The Wars to Come is a fitting title for the first episode of Game of Thrones season five, as it sets up the conflicts that many of the main characters will face over the course of the next nine episodes, and provides an insight into these characters’ mind-sets following the events of season four.
The episode itself is exactly what you would expect from a premiere for such a complex television show; the majority of its run time is spent setting the foundations of the story to come, and a clear effort is made to remind the audience of the events of seasons past. There’s an excessive amount of exposition hidden within the nooks and crannies of the episode, something which I did find jarring, but the way that the writers handled this was very admirable. For example, the writers use Jaime (Nikolaj Coster-Waldau) and Cersei (Lena Headey) to remind the audience of Tyrion’s (Peter Dinklage) escape at the end of last season, in order to display the changes in their relationship after their father’s death and reveal the motivations that will drive these characters in upcoming episodes.
Because this episode is setting up the story for the rest of the season, it lives and dies on whether or not that tale seems promising. As the episode progresses it’s clear that the promise is there and that Game of Thrones will be as intriguing as ever, as Varys (Conleth Hill) reveals his plans for Tyrion and Stannis (Stephen Dillane) makes his presence known at The Wall.
The stakes have never been so high and the characters seem to be moving towards the end of their development. The first four seasons of this series have taken the characters on a multitude of journeys, both literally and figuratively, and these journeys have clearly shaped who the characters are. For example, when the series began Jaime was a cocky warrior willing to push a young child out of a window for self-preservation, whereas now he’s a man who will jump into a bear pit in order to save a woman he barely knows.
As this season opens it feels as though the characters don’t have a long way to go in terms of their personalities; they are who they are and what’s left will focus less on character study and more on the narrative. The questions we have to ask aren’t about motives or intentions anymore, they’re about how the characters will impact the future of Westeros given what we already know about them. How will Jon Snow’s (Kit Harington) honour and mercy serve him while Stannis is at The Wall? How will Daenerys’ (Emilia Clarke) hate of slavery impact her attempts to rule at Meereen and ultimately take the Iron Throne? These are the things that we tune in to find out, and this episode offers just enough to get us all excited going forward.

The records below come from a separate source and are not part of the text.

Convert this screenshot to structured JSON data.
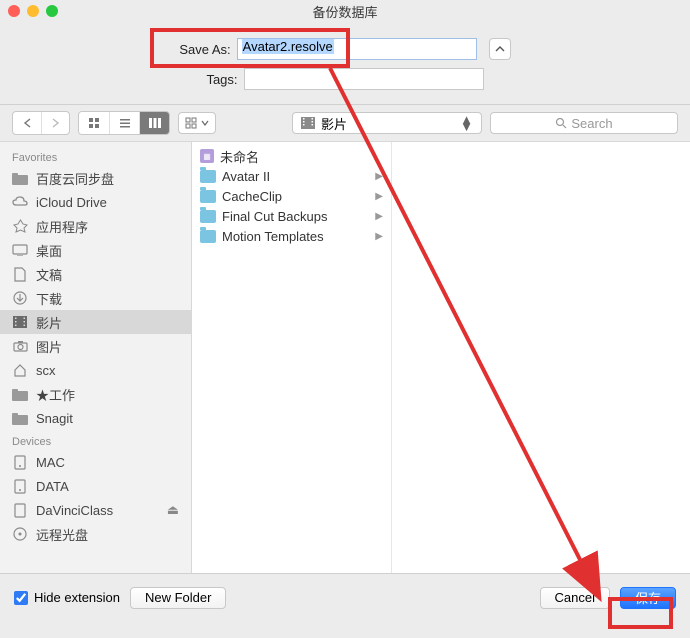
{
  "window": {
    "title": "备份数据库"
  },
  "saveas": {
    "label": "Save As:",
    "value": "Avatar2.resolve"
  },
  "tags": {
    "label": "Tags:"
  },
  "toolbar": {
    "location": {
      "label": "影片"
    },
    "search_placeholder": "Search"
  },
  "sidebar": {
    "favorites_header": "Favorites",
    "favorites": [
      {
        "label": "百度云同步盘",
        "icon": "folder"
      },
      {
        "label": "iCloud Drive",
        "icon": "cloud"
      },
      {
        "label": "应用程序",
        "icon": "apps"
      },
      {
        "label": "桌面",
        "icon": "desktop"
      },
      {
        "label": "文稿",
        "icon": "doc"
      },
      {
        "label": "下载",
        "icon": "download"
      },
      {
        "label": "影片",
        "icon": "movie",
        "active": true
      },
      {
        "label": "图片",
        "icon": "camera"
      },
      {
        "label": "scx",
        "icon": "home"
      },
      {
        "label": "★工作",
        "icon": "folder"
      },
      {
        "label": "Snagit",
        "icon": "folder"
      }
    ],
    "devices_header": "Devices",
    "devices": [
      {
        "label": "MAC",
        "icon": "disk"
      },
      {
        "label": "DATA",
        "icon": "disk"
      },
      {
        "label": "DaVinciClass",
        "icon": "usb",
        "eject": true
      },
      {
        "label": "远程光盘",
        "icon": "cd"
      }
    ]
  },
  "column": {
    "items": [
      {
        "label": "未命名",
        "type": "file"
      },
      {
        "label": "Avatar II",
        "type": "folder",
        "expandable": true
      },
      {
        "label": "CacheClip",
        "type": "folder",
        "expandable": true
      },
      {
        "label": "Final Cut Backups",
        "type": "folder",
        "expandable": true
      },
      {
        "label": "Motion Templates",
        "type": "folder",
        "expandable": true
      }
    ]
  },
  "bottom": {
    "hide_ext": "Hide extension",
    "new_folder": "New Folder",
    "cancel": "Cancel",
    "save": "保存"
  }
}
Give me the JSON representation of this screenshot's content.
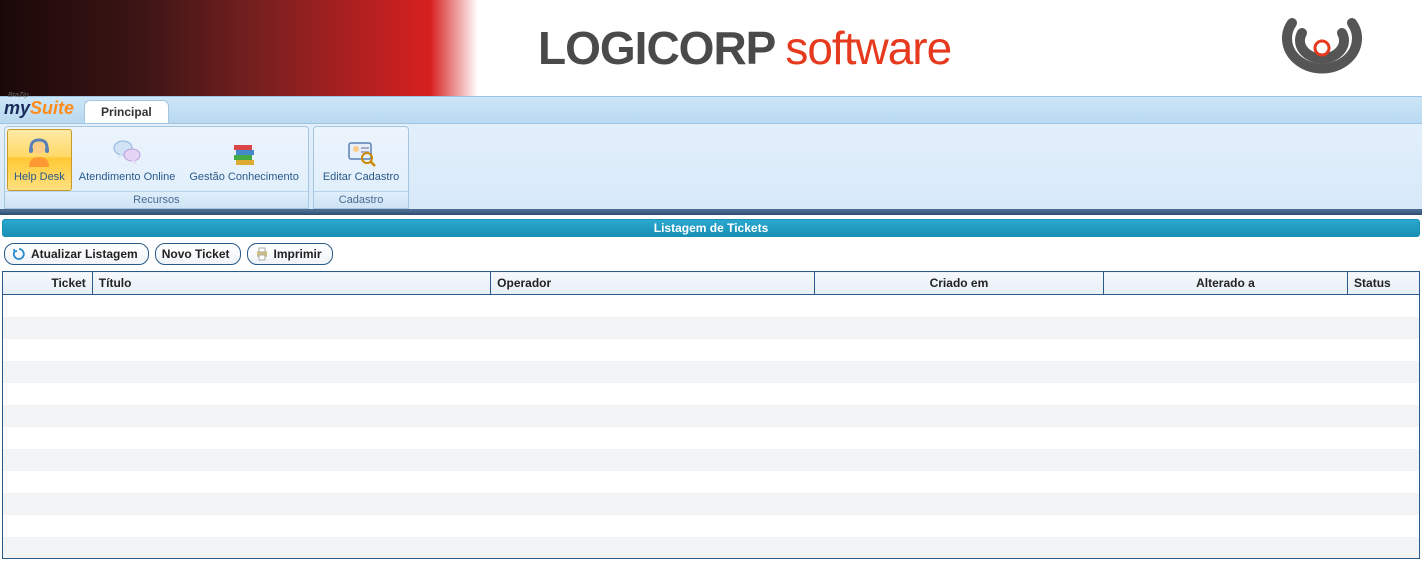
{
  "banner": {
    "brand1": "LOGICORP",
    "brand2": "software"
  },
  "appbar": {
    "suite_my": "my",
    "suite_suite": "Suite",
    "suite_tiny": "BraZip",
    "tab_principal": "Principal"
  },
  "ribbon": {
    "group_recursos": "Recursos",
    "group_cadastro": "Cadastro",
    "helpdesk": "Help Desk",
    "atendimento": "Atendimento Online",
    "gestao": "Gestão Conhecimento",
    "editar": "Editar Cadastro"
  },
  "section": {
    "title": "Listagem de Tickets"
  },
  "toolbar": {
    "atualizar": "Atualizar Listagem",
    "novo": "Novo Ticket",
    "imprimir": "Imprimir"
  },
  "grid": {
    "headers": {
      "ticket": "Ticket",
      "titulo": "Título",
      "operador": "Operador",
      "criado": "Criado em",
      "alterado": "Alterado a",
      "status": "Status"
    },
    "rows": []
  }
}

The biggest problem I had with the episode was the insignificance of Sansa’s (Sophie Turner) scene. The problem was that we learnt nothing new; at the end of the previous season it was clear that Sansa and Littlefinger (Aidan Gillen) would be leaving The Vale, but we didn’t know exactly where they’d be going. At the end of this episode we’re in the same position, so Sansa’s appearance felt more like a tease than a meaningful minute of television.
The Wars to Come was an enjoyable first glimpse of Game of Thrones season five. It didn’t offer as much excitement as it perhaps could’ve done, because there wasn’t a major twist to thrust the season into life, but it put the pieces in place for the future and left me desperate to see episode two.